Delta Function Potentials in One Dimension

The delta function potential is a very useful one to make simple models of molecules and solids. First we solve the problem with one attractive delta function \bgroup\color{black}$V(x)=-aV_0\delta(x)$\egroup. Since the bound state has negative energy, the solutions that are normalizable are \bgroup\color{black}$Ce^{\kappa x}$\egroup for \bgroup\color{black}$x<0$\egroup and \bgroup\color{black}$Ce^{-\kappa x}$\egroup for \bgroup\color{black}$x>0$\egroup. Making \bgroup\color{black}$u(x)$\egroup continuous and its first derivative have a discontinuity computed from the Schr \bgroup\color{black}$\ddot{\rm o}$\egroupdinger equation at \bgroup\color{black}$x=0$\egroup, gives us exactly one bound state with

\begin{displaymath}\bgroup\color{black}E=-{ma^2V_0^2\over 2\hbar^2}.\egroup\end{displaymath}

Next we use two delta functions to model a molecule, \bgroup\color{black}$V(x)=-aV_0\delta(x+d)-aV_0\delta(x-d)$\egroup. Solving this problem by matching wave functions at the boundaries at \bgroup\color{black}$\pm d$\egroup, we find again transcendental equations for two bound state energies. The ground state energy is more negative than that for one delta function, indicating that the molecule would be bound. A look at the wavefunction shows that the 2 delta function state can lower the kinetic energy compared to the state for one delta function, by reducing the curvature of the wavefunction. The excited state has more curvature than the atomic state so we would not expect molecular binding in that state.

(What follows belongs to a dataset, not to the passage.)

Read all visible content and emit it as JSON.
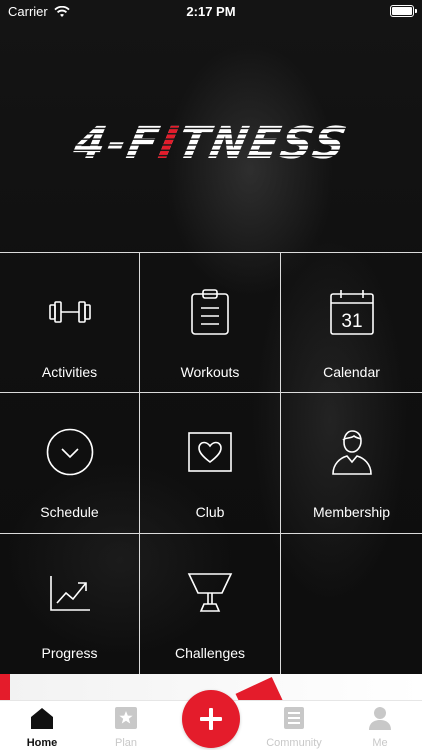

Our final 1D potential, is a model of a solid.

\begin{displaymath}\bgroup\color{black}V(x)=-aV_0\sum\limits_{n=-\infty}^\infty \delta(x-na)\egroup\end{displaymath}

This has a infinite, periodic array of delta functions, so this might be applicable to a crystal. The solution to this is a bit tricky but it comes down to


Since the right hand side of the equation can be bigger than 1.0 (or less than -1), there are regions of \bgroup\color{black}$E={\hbar^2k^2\over 2m}$\egroup which do not have solutions. There are also bands of energies with solutions. These energy bands are seen in crystals (like Si).

Jim Branson 2013-04-22